**Task details**
Every entry should appear in your answer exactly as it does here.

===============

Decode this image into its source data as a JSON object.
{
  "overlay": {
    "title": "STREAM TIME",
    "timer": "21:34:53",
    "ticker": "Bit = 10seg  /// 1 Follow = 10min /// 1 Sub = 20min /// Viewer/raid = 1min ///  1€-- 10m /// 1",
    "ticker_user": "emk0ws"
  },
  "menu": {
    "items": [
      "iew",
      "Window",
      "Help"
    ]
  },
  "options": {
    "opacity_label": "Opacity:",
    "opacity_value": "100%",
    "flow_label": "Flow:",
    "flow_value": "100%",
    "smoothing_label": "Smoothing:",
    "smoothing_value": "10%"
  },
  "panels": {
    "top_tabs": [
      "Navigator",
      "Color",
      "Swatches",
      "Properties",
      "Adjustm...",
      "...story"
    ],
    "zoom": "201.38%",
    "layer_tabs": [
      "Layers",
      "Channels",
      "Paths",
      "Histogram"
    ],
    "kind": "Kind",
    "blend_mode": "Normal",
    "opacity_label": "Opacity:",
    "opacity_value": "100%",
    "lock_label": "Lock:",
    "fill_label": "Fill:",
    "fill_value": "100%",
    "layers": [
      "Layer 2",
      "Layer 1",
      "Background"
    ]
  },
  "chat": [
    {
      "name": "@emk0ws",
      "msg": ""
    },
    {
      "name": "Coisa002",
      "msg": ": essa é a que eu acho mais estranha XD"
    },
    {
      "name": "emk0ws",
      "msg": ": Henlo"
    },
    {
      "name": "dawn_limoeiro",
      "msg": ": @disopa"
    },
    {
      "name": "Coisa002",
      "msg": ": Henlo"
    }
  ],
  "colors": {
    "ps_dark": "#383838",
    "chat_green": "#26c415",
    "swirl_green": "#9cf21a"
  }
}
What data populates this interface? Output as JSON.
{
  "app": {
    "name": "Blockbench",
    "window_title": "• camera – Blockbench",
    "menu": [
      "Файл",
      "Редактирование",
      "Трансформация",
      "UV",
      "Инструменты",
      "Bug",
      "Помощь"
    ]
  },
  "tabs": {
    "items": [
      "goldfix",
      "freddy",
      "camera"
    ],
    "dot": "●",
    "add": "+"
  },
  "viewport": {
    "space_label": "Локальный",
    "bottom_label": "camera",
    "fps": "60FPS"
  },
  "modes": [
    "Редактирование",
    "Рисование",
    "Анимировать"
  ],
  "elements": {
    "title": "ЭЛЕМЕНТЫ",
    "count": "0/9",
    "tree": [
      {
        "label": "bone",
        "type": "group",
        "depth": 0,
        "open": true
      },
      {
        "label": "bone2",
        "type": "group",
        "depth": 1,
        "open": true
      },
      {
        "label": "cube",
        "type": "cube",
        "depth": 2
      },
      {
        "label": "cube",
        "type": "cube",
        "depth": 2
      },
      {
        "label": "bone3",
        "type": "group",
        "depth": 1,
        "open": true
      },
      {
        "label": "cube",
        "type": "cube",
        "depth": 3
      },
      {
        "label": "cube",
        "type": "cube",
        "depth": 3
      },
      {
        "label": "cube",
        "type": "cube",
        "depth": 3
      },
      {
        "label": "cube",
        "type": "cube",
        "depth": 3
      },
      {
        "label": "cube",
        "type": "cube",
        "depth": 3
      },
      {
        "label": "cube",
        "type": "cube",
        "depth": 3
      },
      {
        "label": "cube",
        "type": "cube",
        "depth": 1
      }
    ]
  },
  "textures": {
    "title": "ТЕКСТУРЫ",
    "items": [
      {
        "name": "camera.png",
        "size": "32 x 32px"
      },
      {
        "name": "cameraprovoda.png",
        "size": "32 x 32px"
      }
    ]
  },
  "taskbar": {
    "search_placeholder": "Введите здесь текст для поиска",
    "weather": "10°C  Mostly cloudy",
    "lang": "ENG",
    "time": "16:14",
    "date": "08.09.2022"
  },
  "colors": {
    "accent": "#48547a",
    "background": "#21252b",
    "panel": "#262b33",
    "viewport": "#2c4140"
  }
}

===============

**Exercise result**
Decode this image into its source data as a JSON object.
{
  "overlay": {
    "title": "STREAM TIME",
    "timer": "21:34:53",
    "ticker": "Bit = 10seg  /// 1 Follow = 10min /// 1 Sub = 20min /// Viewer/raid = 1min ///  1€-- 10m /// 1",
    "ticker_user": "emk0ws"
  },
  "menu": {
    "items": [
      "iew",
      "Window",
      "Help"
    ]
  },
  "options": {
    "opacity_label": "Opacity:",
    "opacity_value": "100%",
    "flow_label": "Flow:",
    "flow_value": "100%",
    "smoothing_label": "Smoothing:",
    "smoothing_value": "10%"
  },
  "panels": {
    "top_tabs": [
      "Navigator",
      "Color",
      "Swatches",
      "Properties",
      "Adjustm...",
      "...story"
    ],
    "zoom": "201.38%",
    "layer_tabs": [
      "Layers",
      "Channels",
      "Paths",
      "Histogram"
    ],
    "kind": "Kind",
    "blend_mode": "Normal",
    "opacity_label": "Opacity:",
    "opacity_value": "100%",
    "lock_label": "Lock:",
    "fill_label": "Fill:",
    "fill_value": "100%",
    "layers": [
      "Layer 2",
      "Layer 1",
      "Background"
    ]
  },
  "chat": [
    {
      "name": "@emk0ws",
      "msg": ""
    },
    {
      "name": "Coisa002",
      "msg": ": essa é a que eu acho mais estranha XD"
    },
    {
      "name": "emk0ws",
      "msg": ": Henlo"
    },
    {
      "name": "dawn_limoeiro",
      "msg": ": @disopa"
    },
    {
      "name": "Coisa002",
      "msg": ": Henlo"
    }
  ],
  "colors": {
    "ps_dark": "#383838",
    "chat_green": "#26c415",
    "swirl_green": "#9cf21a"
  }
}
What data populates this interface? Output as JSON.
{
  "app": {
    "name": "Blockbench",
    "window_title": "• camera – Blockbench",
    "menu": [
      "Файл",
      "Редактирование",
      "Трансформация",
      "UV",
      "Инструменты",
      "Bug",
      "Помощь"
    ]
  },
  "tabs": {
    "items": [
      "goldfix",
      "freddy",
      "camera"
    ],
    "dot": "●",
    "add": "+"
  },
  "viewport": {
    "space_label": "Локальный",
    "bottom_label": "camera",
    "fps": "60FPS"
  },
  "modes": [
    "Редактирование",
    "Рисование",
    "Анимировать"
  ],
  "elements": {
    "title": "ЭЛЕМЕНТЫ",
    "count": "0/9",
    "tree": [
      {
        "label": "bone",
        "type": "group",
        "depth": 0,
        "open": true
      },
      {
        "label": "bone2",
        "type": "group",
        "depth": 1,
        "open": true
      },
      {
        "label": "cube",
        "type": "cube",
        "depth": 2
      },
      {
        "label": "cube",
        "type": "cube",
        "depth": 2
      },
      {
        "label": "bone3",
        "type": "group",
        "depth": 1,
        "open": true
      },
      {
        "label": "cube",
        "type": "cube",
        "depth": 3
      },
      {
        "label": "cube",
        "type": "cube",
        "depth": 3
      },
      {
        "label": "cube",
        "type": "cube",
        "depth": 3
      },
      {
        "label": "cube",
        "type": "cube",
        "depth": 3
      },
      {
        "label": "cube",
        "type": "cube",
        "depth": 3
      },
      {
        "label": "cube",
        "type": "cube",
        "depth": 3
      },
      {
        "label": "cube",
        "type": "cube",
        "depth": 1
      }
    ]
  },
  "textures": {
    "title": "ТЕКСТУРЫ",
    "items": [
      {
        "name": "camera.png",
        "size": "32 x 32px"
      },
      {
        "name": "cameraprovoda.png",
        "size": "32 x 32px"
      }
    ]
  },
  "taskbar": {
    "search_placeholder": "Введите здесь текст для поиска",
    "weather": "10°C  Mostly cloudy",
    "lang": "ENG",
    "time": "16:14",
    "date": "08.09.2022"
  },
  "colors": {
    "accent": "#48547a",
    "background": "#21252b",
    "panel": "#262b33",
    "viewport": "#2c4140"
  }
}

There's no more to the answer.